President Reagan believes the civil war in El Salvador is approaching a critical stage and he will take "all necessary measures" to ensure the victory of the U.S.-backed Salvadoran government, administration officials said here today.
These officials said Reagan has been informed and believes that the Salvadoran government could lose the war because of the increased battlefield successes of the leftist rebels, the declining morale of the Salvadoran military and the reluctance of the U.S. Congress to pour more military aid money and American advisers into the Central American country.
The officials said that intense negotiations with Congress about greatly increasing U.S. assistance to the El Salvador military, based on the Reagan administration's newly pessimistic assessment of the situation, also are at a critical stage.
In addition to seeking from Congress an additional $60 million in U.S. military aid to El Salvador for this year, the administration is considering allowing U.S. military advisers to operate closer to Salvadoran troops in the field, according to government officials in Washington. Details on Page A21.
Reagan was said by officials here to be hopeful that a promise by the government in El Salvador to speed up its timetable for democratic elections, which has been negotiated by U.S. and Salvadoran officials, would help convince Congress to provide the increased military aid. One administration official said the Salvadoran government is planning other changes, which were not specified, that he said could help influence Congress.
"Unless we get the Congress in gear, we lose the war," said one official. "I'm not a great student of dominoes, but if we lose El Salvador we lose the region."
This official said Reagan is determined to prevent "a Marxist takeover" in El Salvador and has chaired three meetings within the past 10 days of an inter-agency group reviewing the Central American situation.
As evidence of this determination, the official pointed to Reagan's remarks in his speech to an American Legion meeting in Washington last week when he said: "We face a special threat in Central America where our own national security is at risk. Central America is too close to us, and our strategic stake in the Caribbean sea lanes and the Panama Canal is too great for us to ignore reality. The specter of Marxist-Leninist controlled governments in Central America with ideological and political loyalities to Cuba and the Soviet Union poses a direct challenge to which we must respond."

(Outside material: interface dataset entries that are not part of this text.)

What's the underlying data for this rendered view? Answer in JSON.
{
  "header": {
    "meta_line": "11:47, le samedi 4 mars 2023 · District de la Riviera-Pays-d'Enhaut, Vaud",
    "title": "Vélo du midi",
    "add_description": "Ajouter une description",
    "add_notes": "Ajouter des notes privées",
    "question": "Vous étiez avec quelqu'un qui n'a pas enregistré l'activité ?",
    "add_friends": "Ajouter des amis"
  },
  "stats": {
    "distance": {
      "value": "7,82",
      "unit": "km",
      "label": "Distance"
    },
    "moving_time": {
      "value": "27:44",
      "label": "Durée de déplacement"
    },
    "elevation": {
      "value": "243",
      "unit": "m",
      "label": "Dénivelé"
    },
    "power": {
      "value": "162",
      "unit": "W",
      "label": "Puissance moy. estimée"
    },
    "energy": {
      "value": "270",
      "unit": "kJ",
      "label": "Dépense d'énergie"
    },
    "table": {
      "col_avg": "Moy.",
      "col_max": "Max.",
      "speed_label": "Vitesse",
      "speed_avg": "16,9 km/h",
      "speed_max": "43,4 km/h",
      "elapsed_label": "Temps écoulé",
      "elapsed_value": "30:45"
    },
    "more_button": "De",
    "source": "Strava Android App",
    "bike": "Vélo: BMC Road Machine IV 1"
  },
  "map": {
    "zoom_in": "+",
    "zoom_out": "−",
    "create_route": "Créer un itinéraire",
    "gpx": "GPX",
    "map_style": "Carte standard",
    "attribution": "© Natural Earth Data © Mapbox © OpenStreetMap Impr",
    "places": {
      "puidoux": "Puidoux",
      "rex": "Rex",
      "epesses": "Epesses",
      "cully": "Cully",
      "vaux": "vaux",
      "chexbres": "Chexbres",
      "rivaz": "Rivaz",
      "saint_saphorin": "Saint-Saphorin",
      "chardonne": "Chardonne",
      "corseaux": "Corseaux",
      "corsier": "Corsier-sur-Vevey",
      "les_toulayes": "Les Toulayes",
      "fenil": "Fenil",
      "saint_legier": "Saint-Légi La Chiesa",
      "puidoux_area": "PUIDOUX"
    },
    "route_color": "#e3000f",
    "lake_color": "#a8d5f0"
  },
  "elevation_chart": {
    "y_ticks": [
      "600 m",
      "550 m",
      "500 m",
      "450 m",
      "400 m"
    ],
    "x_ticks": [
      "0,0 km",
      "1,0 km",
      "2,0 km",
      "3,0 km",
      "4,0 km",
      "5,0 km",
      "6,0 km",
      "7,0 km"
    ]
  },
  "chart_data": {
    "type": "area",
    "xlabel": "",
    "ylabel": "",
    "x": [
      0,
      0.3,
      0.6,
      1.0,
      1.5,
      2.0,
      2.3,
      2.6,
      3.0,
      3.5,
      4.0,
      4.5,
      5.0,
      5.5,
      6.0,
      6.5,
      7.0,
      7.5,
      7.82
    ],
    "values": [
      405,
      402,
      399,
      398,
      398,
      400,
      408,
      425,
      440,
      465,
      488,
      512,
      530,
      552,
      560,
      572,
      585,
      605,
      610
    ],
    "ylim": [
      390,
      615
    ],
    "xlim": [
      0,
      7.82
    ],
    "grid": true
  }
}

While officials did not specifically rule out the use of U.S. combat troops in Central America, they said the president was not considering any proposal to do so. They said Reagan instead wants a sharp increase in U.S. military aid to demonstrate to El Salvador and other nations in the region that the United States does not intend to abandon its friends in Latin America.
Some Salvadoran military units were described by administration officials as nearly demoralized, with declining ammunition stocks as low as 30 days' supply.
Administration sources said that Reagan plans to address the critical situation in El Salvador within a week in a public statement or prepared response to questions anticipated from reporters.
Administration sources said increased U.S. concern over the military situation in El Salvador reflected several factors.
One source cited a gloomy U.S. intelligence estimate of Salvadoran military capability in the face of mounting guerrilla pressure. Others said a key reason for the president's concern was the "frank and revealing" personal report he received from U.N. Ambassador Jeane J. Kirkpatrick on her return from a Latin American tour last month.
"She spoke with a note of gravity," said one official. "Though she didn't use these words, she said, in effect, 'If we don't get with it in El Salvador, we'd better write it off.' This the president is not prepared to do."
Another factor, said one official, was a Washington Post report that Thomas O. Enders, assistant secretary of state for inter-American affairs, had prepared a working paper envisioning negotiations with the Salvadoran rebels through a third party. Reagan was described as angry that that report might suggest a weakening of U.S. resolve. Subsequently, both Enders and Secretary of State George P. Shultz denied any consideration of negotiation with the rebels.
But administration officials acknowledged that the working paper did discuss the possibility of negotiations with leftist political exiles outside El Salvador who have links with the guerrilla movement.